Task prompt:
Count lines, not occurrences: report how many lines in the records hold the string "сотрудники", and nothing else.

Input data:
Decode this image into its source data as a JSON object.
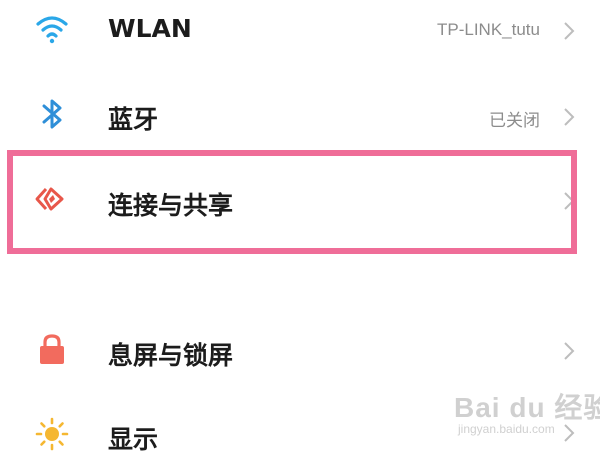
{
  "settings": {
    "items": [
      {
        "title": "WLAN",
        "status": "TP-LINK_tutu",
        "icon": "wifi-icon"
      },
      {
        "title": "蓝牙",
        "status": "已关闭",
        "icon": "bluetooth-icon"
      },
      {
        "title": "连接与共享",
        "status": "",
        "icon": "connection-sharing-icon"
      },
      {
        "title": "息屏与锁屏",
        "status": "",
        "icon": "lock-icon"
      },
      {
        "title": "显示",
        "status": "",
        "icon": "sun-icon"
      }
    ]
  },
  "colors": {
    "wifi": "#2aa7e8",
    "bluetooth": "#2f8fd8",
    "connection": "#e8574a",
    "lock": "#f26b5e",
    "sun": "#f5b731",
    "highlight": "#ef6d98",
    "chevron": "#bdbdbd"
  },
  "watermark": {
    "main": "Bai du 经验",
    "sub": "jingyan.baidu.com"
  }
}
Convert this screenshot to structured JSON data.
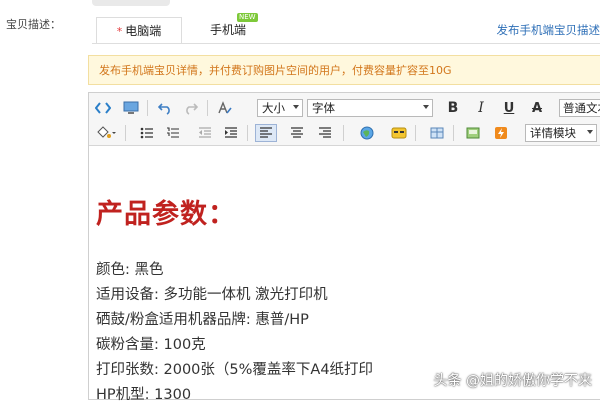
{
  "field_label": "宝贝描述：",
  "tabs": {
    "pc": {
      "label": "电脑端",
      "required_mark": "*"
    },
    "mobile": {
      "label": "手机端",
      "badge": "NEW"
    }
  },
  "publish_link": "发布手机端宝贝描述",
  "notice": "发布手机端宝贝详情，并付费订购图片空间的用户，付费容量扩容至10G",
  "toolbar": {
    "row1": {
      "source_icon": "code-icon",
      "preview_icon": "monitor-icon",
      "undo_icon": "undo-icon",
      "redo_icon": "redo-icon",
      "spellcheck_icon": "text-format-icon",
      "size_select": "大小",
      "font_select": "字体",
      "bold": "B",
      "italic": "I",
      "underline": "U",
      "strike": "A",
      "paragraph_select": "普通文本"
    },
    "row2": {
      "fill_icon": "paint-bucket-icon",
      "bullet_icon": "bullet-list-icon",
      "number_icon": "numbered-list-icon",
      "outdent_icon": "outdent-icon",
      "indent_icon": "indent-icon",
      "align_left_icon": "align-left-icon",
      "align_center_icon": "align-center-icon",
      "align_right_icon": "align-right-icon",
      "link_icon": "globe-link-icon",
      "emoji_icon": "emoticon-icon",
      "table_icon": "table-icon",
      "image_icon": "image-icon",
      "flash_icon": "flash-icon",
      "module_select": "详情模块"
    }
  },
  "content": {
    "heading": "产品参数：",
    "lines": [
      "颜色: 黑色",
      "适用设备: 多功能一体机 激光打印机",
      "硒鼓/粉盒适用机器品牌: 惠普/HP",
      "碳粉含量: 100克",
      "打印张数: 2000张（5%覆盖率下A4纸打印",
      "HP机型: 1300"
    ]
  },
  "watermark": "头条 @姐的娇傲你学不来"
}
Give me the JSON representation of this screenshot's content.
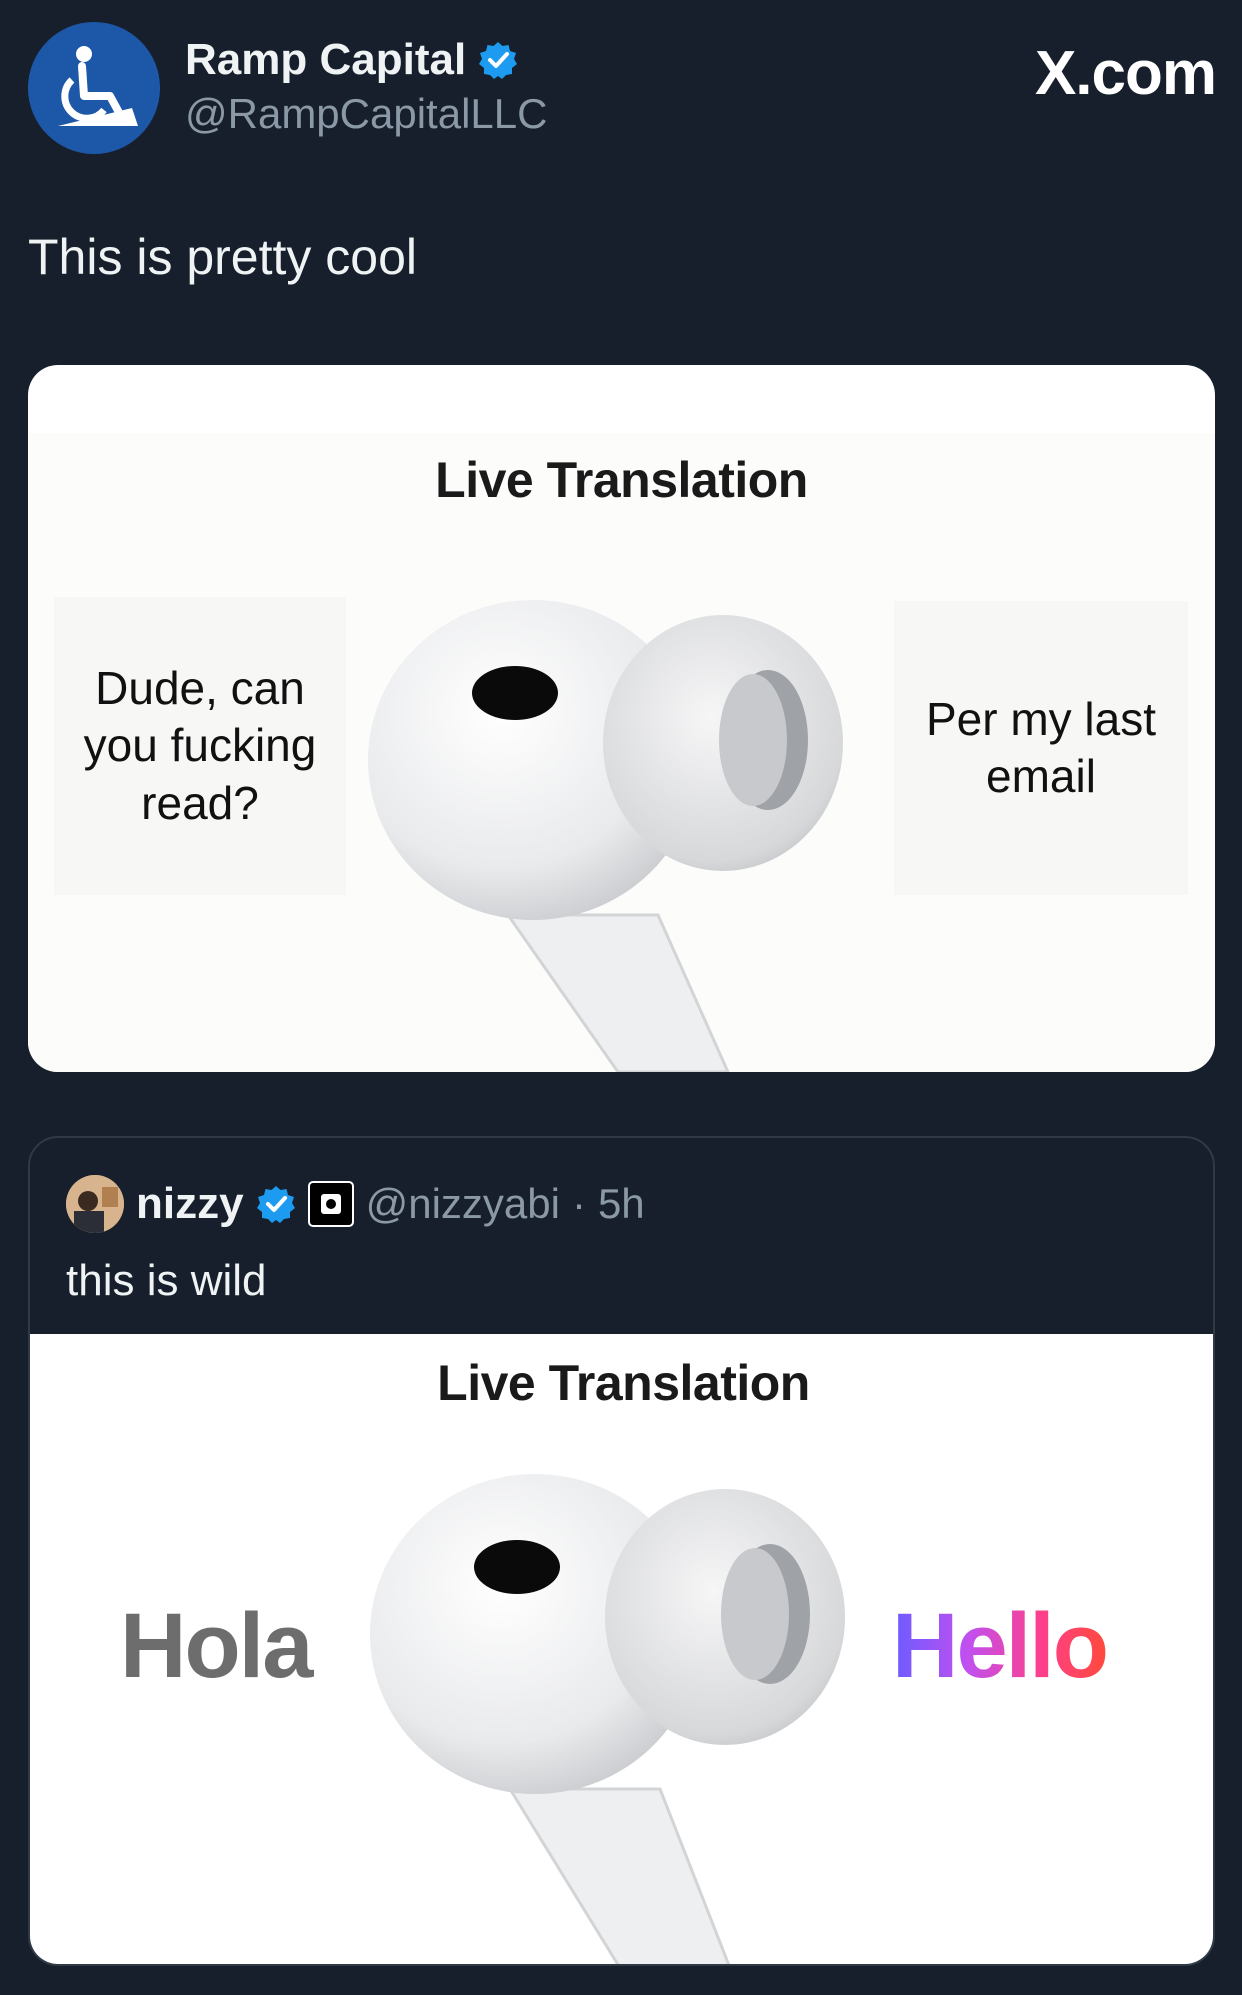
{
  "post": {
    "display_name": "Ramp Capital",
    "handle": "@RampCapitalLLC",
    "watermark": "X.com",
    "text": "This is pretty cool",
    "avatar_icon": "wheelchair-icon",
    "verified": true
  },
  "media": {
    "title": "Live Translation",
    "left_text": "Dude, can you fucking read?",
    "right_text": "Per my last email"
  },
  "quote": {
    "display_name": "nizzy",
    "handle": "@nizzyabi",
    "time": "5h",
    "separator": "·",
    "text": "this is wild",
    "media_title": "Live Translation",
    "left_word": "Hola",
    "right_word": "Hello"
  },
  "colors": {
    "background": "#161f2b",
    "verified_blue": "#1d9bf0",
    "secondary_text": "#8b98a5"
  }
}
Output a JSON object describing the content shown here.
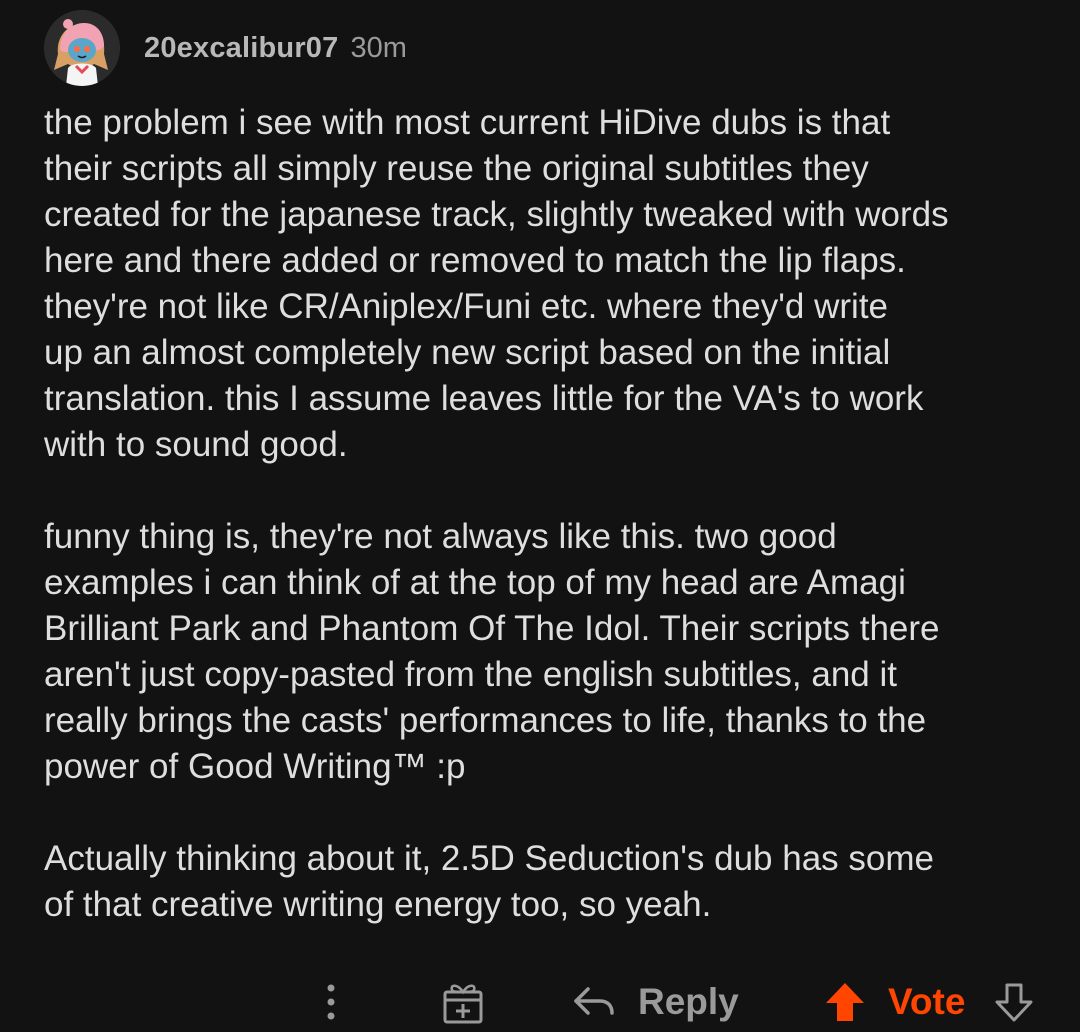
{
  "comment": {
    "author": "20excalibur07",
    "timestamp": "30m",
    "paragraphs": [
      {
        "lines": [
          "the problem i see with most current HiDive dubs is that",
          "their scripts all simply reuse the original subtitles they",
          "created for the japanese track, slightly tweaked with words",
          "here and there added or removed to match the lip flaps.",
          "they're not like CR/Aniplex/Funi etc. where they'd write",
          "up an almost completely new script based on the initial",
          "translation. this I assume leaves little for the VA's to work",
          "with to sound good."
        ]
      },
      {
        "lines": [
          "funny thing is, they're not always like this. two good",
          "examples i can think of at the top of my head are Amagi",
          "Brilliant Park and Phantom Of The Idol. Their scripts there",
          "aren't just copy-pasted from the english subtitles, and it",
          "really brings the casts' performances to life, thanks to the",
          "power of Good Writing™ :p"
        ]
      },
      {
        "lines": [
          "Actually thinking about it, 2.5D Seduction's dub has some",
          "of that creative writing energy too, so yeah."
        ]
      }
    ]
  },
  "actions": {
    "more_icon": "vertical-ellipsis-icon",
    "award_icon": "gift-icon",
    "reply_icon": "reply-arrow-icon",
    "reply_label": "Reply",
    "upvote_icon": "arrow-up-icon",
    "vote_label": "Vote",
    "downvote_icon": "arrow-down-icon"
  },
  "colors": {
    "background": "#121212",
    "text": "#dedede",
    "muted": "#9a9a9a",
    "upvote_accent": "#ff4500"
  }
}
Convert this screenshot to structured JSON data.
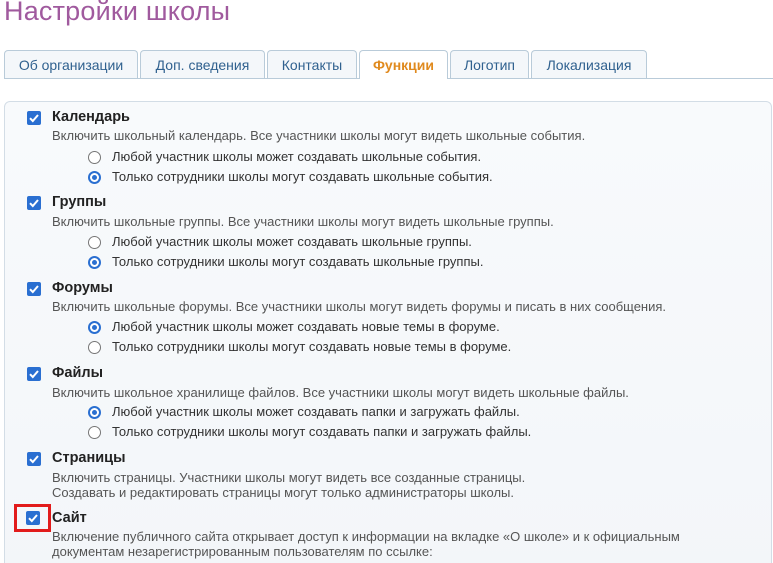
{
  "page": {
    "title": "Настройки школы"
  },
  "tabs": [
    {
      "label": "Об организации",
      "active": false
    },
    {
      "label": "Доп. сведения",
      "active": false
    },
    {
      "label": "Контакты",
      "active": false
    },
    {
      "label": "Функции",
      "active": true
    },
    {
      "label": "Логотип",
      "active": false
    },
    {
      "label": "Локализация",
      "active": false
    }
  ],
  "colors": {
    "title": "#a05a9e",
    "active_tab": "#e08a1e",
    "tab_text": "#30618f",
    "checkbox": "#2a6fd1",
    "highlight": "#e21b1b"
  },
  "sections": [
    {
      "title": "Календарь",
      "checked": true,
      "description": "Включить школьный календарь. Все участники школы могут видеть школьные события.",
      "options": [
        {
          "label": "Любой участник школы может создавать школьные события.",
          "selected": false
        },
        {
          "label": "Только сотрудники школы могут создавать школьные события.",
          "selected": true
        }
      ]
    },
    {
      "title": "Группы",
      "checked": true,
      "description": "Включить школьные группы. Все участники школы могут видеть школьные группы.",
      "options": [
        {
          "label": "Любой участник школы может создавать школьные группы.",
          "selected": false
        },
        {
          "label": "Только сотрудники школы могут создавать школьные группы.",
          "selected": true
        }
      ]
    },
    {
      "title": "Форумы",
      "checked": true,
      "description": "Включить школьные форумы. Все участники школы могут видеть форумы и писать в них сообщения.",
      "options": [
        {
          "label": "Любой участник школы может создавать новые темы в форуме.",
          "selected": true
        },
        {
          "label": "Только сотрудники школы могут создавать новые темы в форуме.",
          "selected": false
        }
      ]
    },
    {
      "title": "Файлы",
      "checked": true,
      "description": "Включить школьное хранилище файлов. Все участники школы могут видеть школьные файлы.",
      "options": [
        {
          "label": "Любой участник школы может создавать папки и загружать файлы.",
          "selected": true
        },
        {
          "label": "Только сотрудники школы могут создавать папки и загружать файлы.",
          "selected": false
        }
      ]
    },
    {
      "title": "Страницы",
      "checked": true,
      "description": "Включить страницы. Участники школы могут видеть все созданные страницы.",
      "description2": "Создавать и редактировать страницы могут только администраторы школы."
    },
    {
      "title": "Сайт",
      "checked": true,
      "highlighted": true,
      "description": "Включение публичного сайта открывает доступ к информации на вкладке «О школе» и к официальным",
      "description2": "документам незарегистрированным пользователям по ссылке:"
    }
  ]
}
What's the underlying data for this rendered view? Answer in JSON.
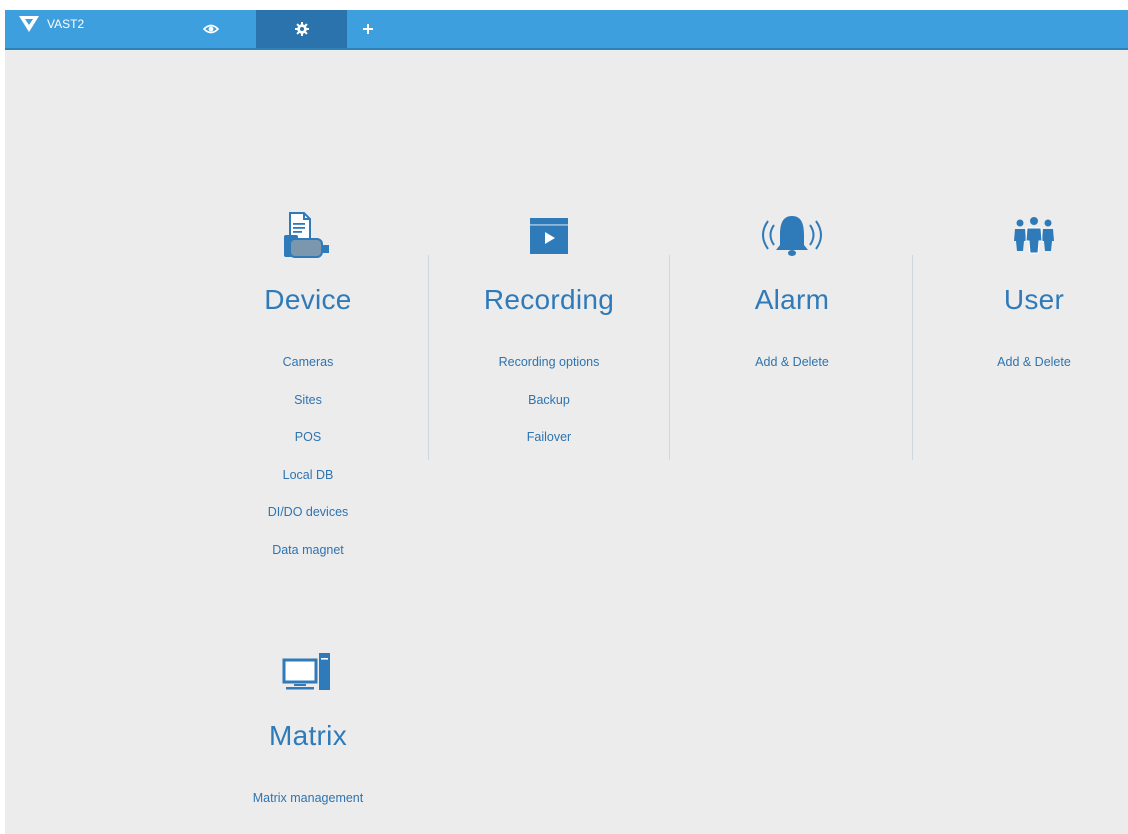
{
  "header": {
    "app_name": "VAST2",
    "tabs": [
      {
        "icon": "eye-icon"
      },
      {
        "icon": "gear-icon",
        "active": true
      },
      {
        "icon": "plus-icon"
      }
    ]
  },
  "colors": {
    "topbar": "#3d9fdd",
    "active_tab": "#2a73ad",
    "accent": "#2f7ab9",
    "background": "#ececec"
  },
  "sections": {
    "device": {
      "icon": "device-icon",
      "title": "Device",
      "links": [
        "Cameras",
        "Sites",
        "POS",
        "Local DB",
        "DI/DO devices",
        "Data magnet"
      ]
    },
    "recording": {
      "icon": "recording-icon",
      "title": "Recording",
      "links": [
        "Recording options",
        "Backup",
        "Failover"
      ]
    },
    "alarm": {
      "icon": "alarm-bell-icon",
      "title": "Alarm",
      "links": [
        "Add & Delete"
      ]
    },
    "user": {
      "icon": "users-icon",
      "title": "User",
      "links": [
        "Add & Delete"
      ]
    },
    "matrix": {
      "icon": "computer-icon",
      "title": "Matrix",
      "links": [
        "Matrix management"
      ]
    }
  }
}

Problem solution:
4